    But then,

    I thought something I tend to never think about other actors.

    Nothing against this guy. But he had definitely either 1) seen the movie or 2) was a staunch theatre actor. At least, he didn't seem like he was giving a film audition. It was too much.

    Understand, I am rarely ever the kind of person to consider myself at all superior to someone else in any way. But being able to sit and watch this guy's audition made me feel complete confidence in my choices.

    When he got up, we passed each other, and I took his place in a chair on the sound stage before several long tables with people of all shapes and ages seated behind them.

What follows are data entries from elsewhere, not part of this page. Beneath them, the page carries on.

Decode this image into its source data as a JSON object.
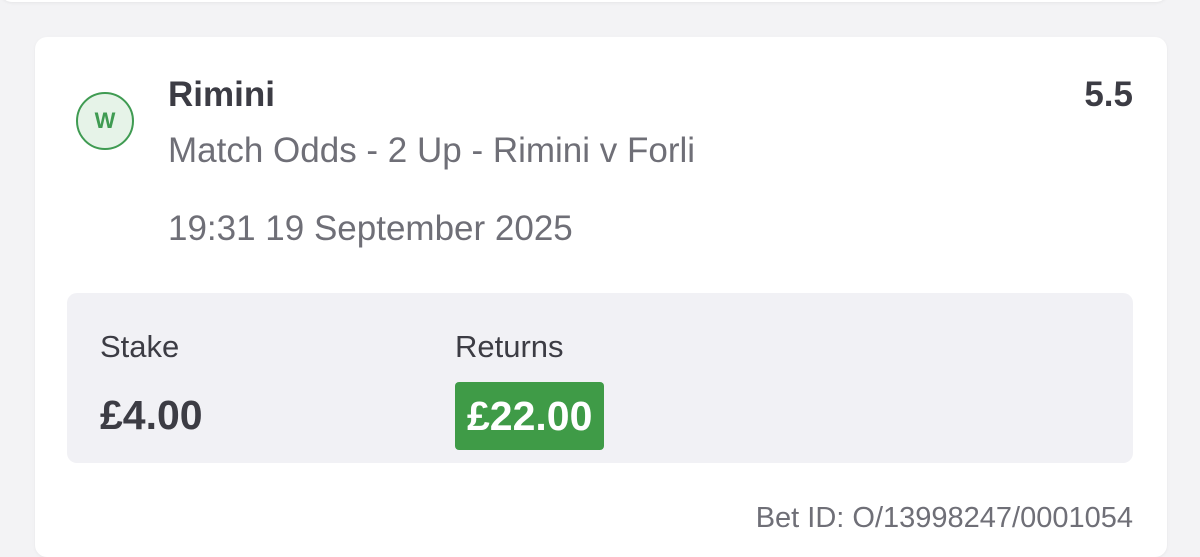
{
  "bet": {
    "result_badge": "W",
    "selection": "Rimini",
    "odds": "5.5",
    "market": "Match Odds - 2 Up - Rimini v Forli",
    "datetime": "19:31 19 September 2025",
    "stake_label": "Stake",
    "stake_value": "£4.00",
    "returns_label": "Returns",
    "returns_value": "£22.00",
    "bet_id": "Bet ID: O/13998247/0001054",
    "status": "won"
  },
  "colors": {
    "win_green": "#3f9b47",
    "badge_background": "#e6f3e8",
    "primary_text": "#3c3c44",
    "secondary_text": "#6f6f77",
    "page_background": "#f3f3f5",
    "amount_panel": "#f1f1f5"
  }
}
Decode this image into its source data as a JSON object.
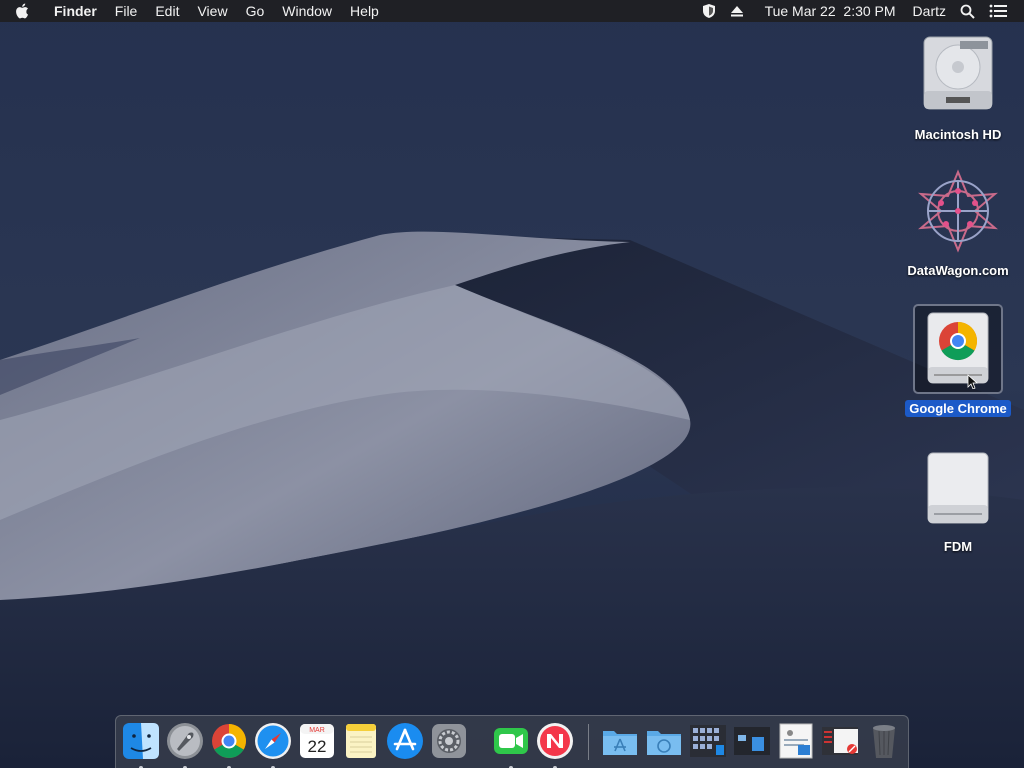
{
  "menubar": {
    "app_name": "Finder",
    "menus": [
      "File",
      "Edit",
      "View",
      "Go",
      "Window",
      "Help"
    ],
    "clock": "Tue Mar 22  2:30 PM",
    "user": "Dartz",
    "icons": [
      "apple-icon",
      "shield-icon",
      "eject-icon",
      "search-icon",
      "notification-center-icon"
    ]
  },
  "desktop": {
    "items": [
      {
        "label": "Macintosh HD",
        "icon": "hard-drive-icon",
        "selected": false
      },
      {
        "label": "DataWagon.com",
        "icon": "network-globe-icon",
        "selected": false
      },
      {
        "label": "Google Chrome",
        "icon": "chrome-disk-image-icon",
        "selected": true
      },
      {
        "label": "FDM",
        "icon": "external-drive-icon",
        "selected": false
      }
    ]
  },
  "dock": {
    "apps": [
      "Finder",
      "Launchpad",
      "Google Chrome",
      "Safari",
      "Calendar",
      "Notes",
      "App Store",
      "System Preferences",
      "FaceTime",
      "News"
    ],
    "calendar": {
      "month": "MAR",
      "day": "22"
    },
    "running": [
      "Finder",
      "Launchpad",
      "Google Chrome",
      "Safari",
      "FaceTime",
      "News"
    ],
    "folders": [
      "Applications folder",
      "Downloads folder",
      "Documents stack",
      "Desktop stack",
      "Recent stack 1",
      "Recent stack 2",
      "Trash"
    ]
  },
  "colors": {
    "menubar": "#1e1e22",
    "selection": "#1c5ac8",
    "sky": "#1f2a44",
    "dune": "#a3a8b8"
  }
}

    Carolyn Pickman - the CP in CP Casting - told me to slate to the camera and then direct my audition to the reader, a young bearded gentleman seated in front of me.

    And I did. I felt good. Measured, natural.

    And I looked at the reader - the person whose job it is to look and listen to the person auditioning - and I was super glad he was there, because my monologue IS about telling another guy what happened between a woman and myself.

    But he kept... looking... at the door.

    Just like... really quick and obvious glances at the door. Like he was expecting someone.

    In the back of my mind I was like, "Oh, man. Some guy asked this guy if he wanted to be a reader, and he didn't know what that meant." Fortunately, I was still auditioning with the front of my mind.

    When I was done, I said Thanks and headed for the door. Carolyn said something along the lines of, "Good job."


    I hope CP Casting's professionalism reflects the work ethic of the student film production teams.

    I also hope they don't notice that the cat sneezed on one of my headshots.

    2 headshots remain.